But while many of her contemporaries amongst the Beautiful Losers focused on developing firmly established visual brands (picture the work of Shepard Fairey), Rojas remained dedicated to experimentation. In addition to making visual art she nurtured a successful music career, performing extensively and releasing eight LPs under her stage name Peggy Honeywell. And rather than sticking doggedly to the figurative folk art aesthetic that initially brought her global recognition, Rojas pushed herself beyond those aesthetic choices for which she was already known. Her intrepidness is what made this extraordinary new body of work possible. Its maturity, conceptual rigor, and extraordinary level of craft signals Rojas has grown far beyond her Mission School roots.
Pictures of Heritage and Abundance

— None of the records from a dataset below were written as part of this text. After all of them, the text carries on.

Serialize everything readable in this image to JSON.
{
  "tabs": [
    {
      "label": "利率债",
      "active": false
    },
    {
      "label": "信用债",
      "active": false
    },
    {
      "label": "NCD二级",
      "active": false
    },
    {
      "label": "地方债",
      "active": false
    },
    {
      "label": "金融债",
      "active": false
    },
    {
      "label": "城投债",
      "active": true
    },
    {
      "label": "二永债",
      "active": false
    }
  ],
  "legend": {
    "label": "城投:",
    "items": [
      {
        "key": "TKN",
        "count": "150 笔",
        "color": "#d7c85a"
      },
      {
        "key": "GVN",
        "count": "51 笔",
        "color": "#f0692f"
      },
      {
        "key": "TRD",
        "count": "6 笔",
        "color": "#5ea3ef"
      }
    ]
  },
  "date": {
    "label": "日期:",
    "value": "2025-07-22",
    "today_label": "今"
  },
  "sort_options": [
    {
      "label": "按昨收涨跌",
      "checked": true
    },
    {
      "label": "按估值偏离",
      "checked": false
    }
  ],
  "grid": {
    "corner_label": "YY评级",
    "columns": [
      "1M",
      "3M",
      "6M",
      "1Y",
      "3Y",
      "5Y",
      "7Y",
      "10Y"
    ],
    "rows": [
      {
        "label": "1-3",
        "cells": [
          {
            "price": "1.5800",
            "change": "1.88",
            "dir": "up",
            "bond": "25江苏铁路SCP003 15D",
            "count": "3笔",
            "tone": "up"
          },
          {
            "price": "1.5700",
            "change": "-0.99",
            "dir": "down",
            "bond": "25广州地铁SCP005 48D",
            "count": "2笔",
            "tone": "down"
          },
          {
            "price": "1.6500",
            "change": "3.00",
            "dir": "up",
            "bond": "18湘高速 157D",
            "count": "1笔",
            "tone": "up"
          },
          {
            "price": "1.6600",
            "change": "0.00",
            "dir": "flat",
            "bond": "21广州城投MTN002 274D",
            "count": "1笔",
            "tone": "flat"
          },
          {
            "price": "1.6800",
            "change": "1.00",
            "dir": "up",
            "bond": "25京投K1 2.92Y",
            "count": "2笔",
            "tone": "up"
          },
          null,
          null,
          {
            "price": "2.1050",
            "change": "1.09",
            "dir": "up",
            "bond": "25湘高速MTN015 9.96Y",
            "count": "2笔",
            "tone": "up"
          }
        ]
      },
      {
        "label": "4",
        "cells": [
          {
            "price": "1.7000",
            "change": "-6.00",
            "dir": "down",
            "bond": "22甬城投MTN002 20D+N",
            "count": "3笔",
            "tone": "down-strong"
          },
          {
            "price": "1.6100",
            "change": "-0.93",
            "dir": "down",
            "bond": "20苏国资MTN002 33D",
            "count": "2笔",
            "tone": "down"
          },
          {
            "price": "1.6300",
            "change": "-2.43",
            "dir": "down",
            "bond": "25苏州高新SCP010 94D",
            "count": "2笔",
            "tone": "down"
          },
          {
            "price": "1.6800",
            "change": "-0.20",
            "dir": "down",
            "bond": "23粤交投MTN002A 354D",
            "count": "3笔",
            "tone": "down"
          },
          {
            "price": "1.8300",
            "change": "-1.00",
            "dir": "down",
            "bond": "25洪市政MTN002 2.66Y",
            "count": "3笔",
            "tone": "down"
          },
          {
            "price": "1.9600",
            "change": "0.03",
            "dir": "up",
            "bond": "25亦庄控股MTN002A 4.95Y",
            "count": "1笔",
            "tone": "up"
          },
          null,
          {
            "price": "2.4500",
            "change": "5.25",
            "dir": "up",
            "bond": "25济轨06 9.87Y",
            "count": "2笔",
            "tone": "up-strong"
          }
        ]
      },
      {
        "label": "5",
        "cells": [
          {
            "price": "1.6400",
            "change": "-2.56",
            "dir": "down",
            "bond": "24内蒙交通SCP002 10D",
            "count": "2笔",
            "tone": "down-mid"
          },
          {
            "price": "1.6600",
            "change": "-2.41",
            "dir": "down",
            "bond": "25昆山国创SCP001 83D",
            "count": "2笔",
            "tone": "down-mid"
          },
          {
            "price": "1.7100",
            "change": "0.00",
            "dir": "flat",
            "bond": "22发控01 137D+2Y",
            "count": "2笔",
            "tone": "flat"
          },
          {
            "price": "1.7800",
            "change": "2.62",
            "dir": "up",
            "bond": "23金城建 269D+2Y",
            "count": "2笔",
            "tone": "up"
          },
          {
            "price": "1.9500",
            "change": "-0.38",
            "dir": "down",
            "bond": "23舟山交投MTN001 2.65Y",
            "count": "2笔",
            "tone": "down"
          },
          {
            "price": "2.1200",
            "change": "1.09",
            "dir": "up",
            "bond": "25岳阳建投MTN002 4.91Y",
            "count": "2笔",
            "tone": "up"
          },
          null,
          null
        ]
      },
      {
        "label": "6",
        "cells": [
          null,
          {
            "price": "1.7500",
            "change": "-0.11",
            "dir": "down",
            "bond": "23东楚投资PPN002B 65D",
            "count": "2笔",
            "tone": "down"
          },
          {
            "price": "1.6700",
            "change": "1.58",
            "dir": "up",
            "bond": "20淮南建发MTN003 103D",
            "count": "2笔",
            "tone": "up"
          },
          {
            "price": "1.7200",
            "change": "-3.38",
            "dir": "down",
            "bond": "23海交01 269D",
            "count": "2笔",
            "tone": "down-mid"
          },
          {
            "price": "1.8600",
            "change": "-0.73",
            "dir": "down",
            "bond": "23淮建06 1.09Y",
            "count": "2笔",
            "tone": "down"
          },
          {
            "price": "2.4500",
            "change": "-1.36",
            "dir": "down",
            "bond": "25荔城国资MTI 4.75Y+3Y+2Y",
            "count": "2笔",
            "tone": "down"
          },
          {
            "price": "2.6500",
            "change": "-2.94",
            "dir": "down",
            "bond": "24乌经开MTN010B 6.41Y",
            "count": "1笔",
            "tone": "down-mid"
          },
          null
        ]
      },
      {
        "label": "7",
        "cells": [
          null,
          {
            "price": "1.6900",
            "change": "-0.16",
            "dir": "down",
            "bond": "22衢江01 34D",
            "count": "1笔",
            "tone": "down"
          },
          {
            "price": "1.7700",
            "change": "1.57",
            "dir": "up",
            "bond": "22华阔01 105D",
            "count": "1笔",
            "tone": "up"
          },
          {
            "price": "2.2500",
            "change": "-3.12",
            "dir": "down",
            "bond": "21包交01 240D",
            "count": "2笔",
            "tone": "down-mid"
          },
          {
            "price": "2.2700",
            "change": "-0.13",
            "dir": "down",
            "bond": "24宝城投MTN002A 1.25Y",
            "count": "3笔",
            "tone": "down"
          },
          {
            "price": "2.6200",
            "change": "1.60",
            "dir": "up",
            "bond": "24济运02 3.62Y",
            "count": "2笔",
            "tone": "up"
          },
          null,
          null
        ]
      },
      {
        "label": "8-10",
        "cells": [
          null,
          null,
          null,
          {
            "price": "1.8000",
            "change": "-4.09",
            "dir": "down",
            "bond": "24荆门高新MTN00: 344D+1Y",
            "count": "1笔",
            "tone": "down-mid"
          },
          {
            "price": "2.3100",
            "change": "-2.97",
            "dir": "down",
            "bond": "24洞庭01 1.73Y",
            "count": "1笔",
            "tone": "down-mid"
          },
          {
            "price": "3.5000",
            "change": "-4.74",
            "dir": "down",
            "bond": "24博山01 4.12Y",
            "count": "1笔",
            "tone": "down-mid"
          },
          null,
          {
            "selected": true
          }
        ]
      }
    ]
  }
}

The images and objects on view in Egret dwell outside the realm of aesthetic specificity. What makes them seem familiar to me is not that they are explicitly figurative—it is more that the images have an anthropomorphic presence. The compositions do not tell clear stories, but rather the relationships at play within them hint at an underlying narrative. The forms and shapes float in space, like the cast off characters of some epic, salt-of-the-earth ballad that, although new, seems hauntingly recognizable. These works almost seem mystical. And the magic is particularly evident in the sculptural pieces Rojas created for the show. One grouping of sculptures in particular—a collection of six tall, skinny, rectangular wooden posts topped with painted, three-dimensional manifestations of her aforementioned totemic form—struck me as a sort of Rosetta Stone for the rest of the show. Quasi-geometric, oozingly biomorphic, and seductively human-looking, this group of sculptures presents itself like a talisman—a visual and metaphysical guide towards understanding what the rest of the show wants to share.
When I spoke with Rojas about this feeling, she seemed to know exactly what I was talking about. She referenced the “human will towards story,” or the need people have to identify with images even when they are abstract. Our brains are intrinsically wired to obsess over out own personal narratives. The myth of who we are and what our future might be is related directly to how we contextualize every image and object we encounter. This is why different cerebral zones activate in our brains when we look at something we recognize than when we look at something abstract. Rojas’ new work strangely, and pleasantly, bridges that gap. It exists outside of the realm of what my brain has words to easily describe, yet it “incites,” as Rojas says, a sort of memory; a primal echo of something I recognize, as if I am looking at pictures of distant family. Whether other viewers will feel what I feel when looking at this new body of work Rojas has created, I cannot say. But one thing is clear: the work is dynamic, idiosyncratic and unexpected—fresh is a good word. It conveys a distinctive and joyful visual language that has a nuanced heritage with the place from whence Rojas came, but it is also unique to this artist at this moment, and hints at something abundant yet to come. Clare Rojas: Egret is on view at Kavi Gupta, 219 N. Elizabeth Street, Chicago, IL, through 7 July 2018.